Thanks Rebecca — It really is a very delicate version of a flat bread — it is rolled very thin and is meant to be very soft and moist, rather than other unleavened flat breads that are sturdier — I think the closest is a soft flour tortilla if it was rolled out paper thin.
Pam Sievers says
Mary, this is just beautiful. So happy he found your family as well. Let the new traditions begin.
Thank you, Pam…that means a lot to me..
Antionette Blake says
Wow, I love holiday foods but they don’t love me back so I have to be very careful with what I eat. Wishing you and your family a wonderful holiday season!
We have food issues in our family too, so we make a dairy-free version for my daughter and gluten-free for a few others. Have a wonderful holiday season to you too!
I absolutely love hearing about other traditions! These look amazing.
What an accomplishment for your SIL! A new family tradition is born!
Thanks, Diane. It has become one of the things we do each year together. Flour everywhere but worth it.
Bonnie K. Aldinger says
I learned about lutefisk and lefse when we moved to Silverdale, Washington, which was very close to the very Norwegian-flavored town of Poulsbo. Shops full of rosemaling and beautiful sweaters and the irons for those cookies, oh what are the cookies again? So yummy!
And not especially holiday related, but uff da is another good thing I first learned in Poulsbo and have had reinforced by friends of Norwegian descent. As I was saying on Facebook this week, what a perfect thing to have in one’s vocabulary for moments like responding to a dismaying phone call in a very public open office situation. Nobody gets offended by “Uff da!”
LOL — Uff Da — and Uff Da feeda have been my vocabulary as long as I can remember. I think the interpretation my dad gave was you say uff da when you see a cow pie, and uff da feeda when you stepped in it. LOL
Lefse is mostly a holiday treat in Norwegen communities in Iowa and Minnesota. The church ladies get together and make huge batches. And don’t get me started on lutefisk — awful, slimy and disgusting.
Bonnie K. Aldinger says
HA! I have to admit, I never tried the lutefisk. I did enjoy lefse a couple of times though – as you said, with butter and sugar. Yummy!
I only knew Uff Da – what a perfect distinction your father gave!

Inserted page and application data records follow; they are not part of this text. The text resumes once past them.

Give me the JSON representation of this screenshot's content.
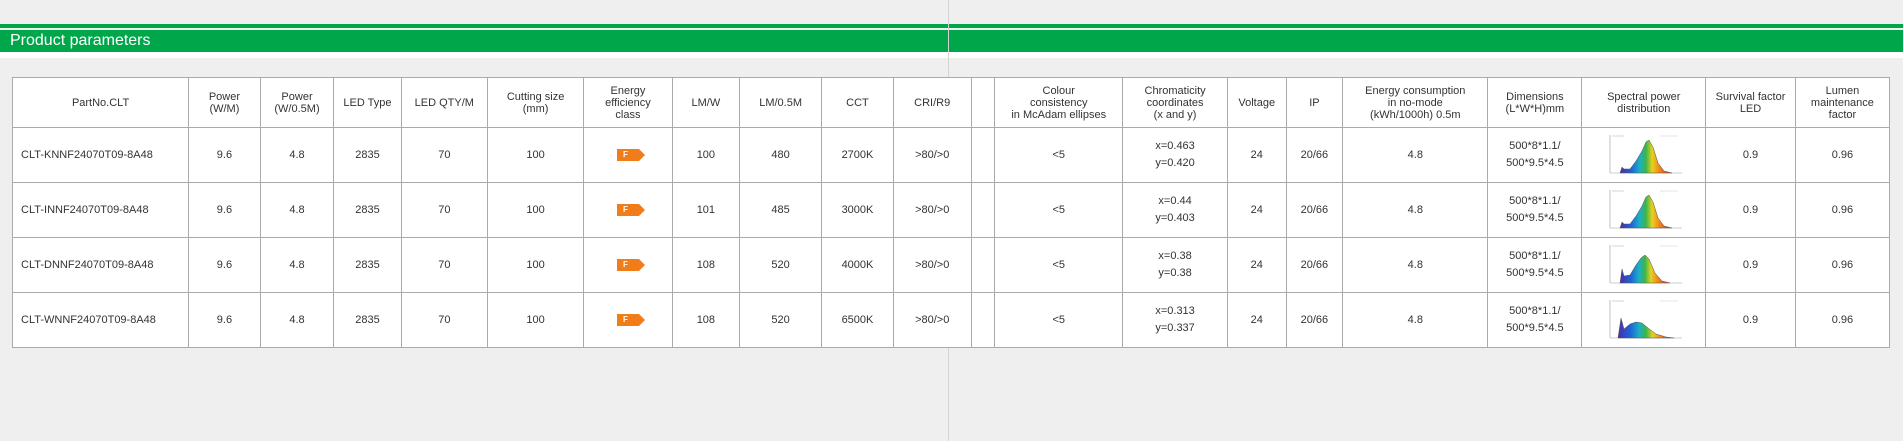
{
  "section_title": "Product parameters",
  "colors": {
    "brand_green": "#00a64a",
    "energy_badge": "#f07c1a"
  },
  "headers": [
    [
      "PartNo.CLT"
    ],
    [
      "Power",
      "(W/M)"
    ],
    [
      "Power",
      "(W/0.5M)"
    ],
    [
      "LED Type"
    ],
    [
      "LED QTY/M"
    ],
    [
      "Cutting size",
      "(mm)"
    ],
    [
      "Energy",
      "efficiency",
      "class"
    ],
    [
      "LM/W"
    ],
    [
      "LM/0.5M"
    ],
    [
      "CCT"
    ],
    [
      "CRI/R9"
    ],
    [
      "Colour",
      "consistency",
      "in McAdam ellipses"
    ],
    [
      "Chromaticity",
      "coordinates",
      "(x and y)"
    ],
    [
      "Voltage"
    ],
    [
      "IP"
    ],
    [
      "Energy consumption",
      "in no-mode",
      "(kWh/1000h) 0.5m"
    ],
    [
      "Dimensions",
      "(L*W*H)mm"
    ],
    [
      "Spectral power",
      "distribution"
    ],
    [
      "Survival factor",
      "LED"
    ],
    [
      "Lumen",
      "maintenance",
      "factor"
    ]
  ],
  "rows": [
    {
      "part": "CLT-KNNF24070T09-8A48",
      "power_m": "9.6",
      "power_half": "4.8",
      "led_type": "2835",
      "led_qty": "70",
      "cutting": "100",
      "energy_class": "F",
      "lm_w": "100",
      "lm_half": "480",
      "cct": "2700K",
      "cri": ">80/>0",
      "mcadam": "<5",
      "chroma_x": "x=0.463",
      "chroma_y": "y=0.420",
      "voltage": "24",
      "ip": "20/66",
      "consumption": "4.8",
      "dim1": "500*8*1.1/",
      "dim2": "500*9.5*4.5",
      "spectral_icon": "spectral-warm-chart-icon",
      "survival": "0.9",
      "lumen_maint": "0.96"
    },
    {
      "part": "CLT-INNF24070T09-8A48",
      "power_m": "9.6",
      "power_half": "4.8",
      "led_type": "2835",
      "led_qty": "70",
      "cutting": "100",
      "energy_class": "F",
      "lm_w": "101",
      "lm_half": "485",
      "cct": "3000K",
      "cri": ">80/>0",
      "mcadam": "<5",
      "chroma_x": "x=0.44",
      "chroma_y": "y=0.403",
      "voltage": "24",
      "ip": "20/66",
      "consumption": "4.8",
      "dim1": "500*8*1.1/",
      "dim2": "500*9.5*4.5",
      "spectral_icon": "spectral-warm-chart-icon",
      "survival": "0.9",
      "lumen_maint": "0.96"
    },
    {
      "part": "CLT-DNNF24070T09-8A48",
      "power_m": "9.6",
      "power_half": "4.8",
      "led_type": "2835",
      "led_qty": "70",
      "cutting": "100",
      "energy_class": "F",
      "lm_w": "108",
      "lm_half": "520",
      "cct": "4000K",
      "cri": ">80/>0",
      "mcadam": "<5",
      "chroma_x": "x=0.38",
      "chroma_y": "y=0.38",
      "voltage": "24",
      "ip": "20/66",
      "consumption": "4.8",
      "dim1": "500*8*1.1/",
      "dim2": "500*9.5*4.5",
      "spectral_icon": "spectral-neutral-chart-icon",
      "survival": "0.9",
      "lumen_maint": "0.96"
    },
    {
      "part": "CLT-WNNF24070T09-8A48",
      "power_m": "9.6",
      "power_half": "4.8",
      "led_type": "2835",
      "led_qty": "70",
      "cutting": "100",
      "energy_class": "F",
      "lm_w": "108",
      "lm_half": "520",
      "cct": "6500K",
      "cri": ">80/>0",
      "mcadam": "<5",
      "chroma_x": "x=0.313",
      "chroma_y": "y=0.337",
      "voltage": "24",
      "ip": "20/66",
      "consumption": "4.8",
      "dim1": "500*8*1.1/",
      "dim2": "500*9.5*4.5",
      "spectral_icon": "spectral-cool-chart-icon",
      "survival": "0.9",
      "lumen_maint": "0.96"
    }
  ]
}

Karen Austin says
Oh, those photos are lovely! That lefse looks delicious. Thank you for taking the time to document that tradition.
Thanks, Karen. It is has been messy and fun!